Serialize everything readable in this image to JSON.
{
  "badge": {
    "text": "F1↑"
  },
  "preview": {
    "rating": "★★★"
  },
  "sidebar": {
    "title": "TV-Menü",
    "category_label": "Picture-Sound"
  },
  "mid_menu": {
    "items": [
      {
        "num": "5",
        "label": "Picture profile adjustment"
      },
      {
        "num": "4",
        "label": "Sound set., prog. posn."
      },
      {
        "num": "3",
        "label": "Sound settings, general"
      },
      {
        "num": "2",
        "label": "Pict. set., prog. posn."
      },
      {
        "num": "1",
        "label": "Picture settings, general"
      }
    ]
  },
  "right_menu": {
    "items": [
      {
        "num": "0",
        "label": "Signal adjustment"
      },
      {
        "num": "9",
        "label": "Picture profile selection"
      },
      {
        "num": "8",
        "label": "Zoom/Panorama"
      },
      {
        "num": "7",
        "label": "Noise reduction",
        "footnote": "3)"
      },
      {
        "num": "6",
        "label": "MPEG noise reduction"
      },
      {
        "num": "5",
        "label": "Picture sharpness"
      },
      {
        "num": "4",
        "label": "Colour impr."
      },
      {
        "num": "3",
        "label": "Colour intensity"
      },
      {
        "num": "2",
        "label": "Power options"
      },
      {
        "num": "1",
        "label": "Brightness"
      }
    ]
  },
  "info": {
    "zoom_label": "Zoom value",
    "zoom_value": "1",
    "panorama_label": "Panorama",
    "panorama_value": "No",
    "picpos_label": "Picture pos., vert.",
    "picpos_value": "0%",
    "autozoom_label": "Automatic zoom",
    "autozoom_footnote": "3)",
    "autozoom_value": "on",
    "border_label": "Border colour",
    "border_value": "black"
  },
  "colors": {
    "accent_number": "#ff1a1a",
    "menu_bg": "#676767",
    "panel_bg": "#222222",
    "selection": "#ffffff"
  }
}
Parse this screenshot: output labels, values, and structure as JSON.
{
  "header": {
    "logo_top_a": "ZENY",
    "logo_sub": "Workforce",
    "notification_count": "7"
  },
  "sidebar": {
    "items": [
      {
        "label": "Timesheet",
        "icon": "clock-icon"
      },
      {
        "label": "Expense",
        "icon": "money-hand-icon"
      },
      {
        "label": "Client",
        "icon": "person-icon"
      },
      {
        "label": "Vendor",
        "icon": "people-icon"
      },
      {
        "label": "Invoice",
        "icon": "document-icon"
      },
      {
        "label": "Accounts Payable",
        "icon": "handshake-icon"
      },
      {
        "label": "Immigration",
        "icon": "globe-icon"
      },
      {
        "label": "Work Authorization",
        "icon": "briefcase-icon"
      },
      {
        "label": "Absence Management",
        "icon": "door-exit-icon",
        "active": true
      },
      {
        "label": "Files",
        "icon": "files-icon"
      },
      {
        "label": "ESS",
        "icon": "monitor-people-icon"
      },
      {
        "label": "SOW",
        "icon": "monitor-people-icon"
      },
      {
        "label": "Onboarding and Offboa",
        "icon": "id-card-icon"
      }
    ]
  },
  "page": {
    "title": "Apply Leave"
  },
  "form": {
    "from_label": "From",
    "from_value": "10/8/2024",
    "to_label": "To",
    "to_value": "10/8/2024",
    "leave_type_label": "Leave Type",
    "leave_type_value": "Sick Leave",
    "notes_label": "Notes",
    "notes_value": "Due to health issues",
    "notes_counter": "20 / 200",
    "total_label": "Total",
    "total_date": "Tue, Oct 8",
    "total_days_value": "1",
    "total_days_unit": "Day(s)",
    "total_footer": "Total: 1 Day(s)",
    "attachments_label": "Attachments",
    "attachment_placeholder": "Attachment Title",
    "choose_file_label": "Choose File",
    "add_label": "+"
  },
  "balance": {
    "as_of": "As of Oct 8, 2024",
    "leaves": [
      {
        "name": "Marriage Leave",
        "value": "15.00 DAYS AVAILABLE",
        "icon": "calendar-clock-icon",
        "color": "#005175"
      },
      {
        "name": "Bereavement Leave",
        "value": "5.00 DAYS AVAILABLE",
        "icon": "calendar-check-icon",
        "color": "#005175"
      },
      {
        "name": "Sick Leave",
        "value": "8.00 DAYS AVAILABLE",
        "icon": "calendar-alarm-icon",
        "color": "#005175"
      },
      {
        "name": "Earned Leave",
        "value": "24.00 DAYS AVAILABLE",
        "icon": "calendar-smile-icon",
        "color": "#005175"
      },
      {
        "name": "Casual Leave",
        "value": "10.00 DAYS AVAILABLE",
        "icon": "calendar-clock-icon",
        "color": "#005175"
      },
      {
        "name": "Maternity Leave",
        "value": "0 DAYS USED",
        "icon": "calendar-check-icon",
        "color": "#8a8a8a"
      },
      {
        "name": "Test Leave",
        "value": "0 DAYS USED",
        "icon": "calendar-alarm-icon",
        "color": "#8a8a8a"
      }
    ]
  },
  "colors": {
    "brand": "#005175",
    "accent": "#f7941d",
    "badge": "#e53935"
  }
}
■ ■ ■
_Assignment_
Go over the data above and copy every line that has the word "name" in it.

_Task response_
        "name": "Marriage Leave",
        "name": "Bereavement Leave",
        "name": "Sick Leave",
        "name": "Earned Leave",
        "name": "Casual Leave",
        "name": "Maternity Leave",
        "name": "Test Leave",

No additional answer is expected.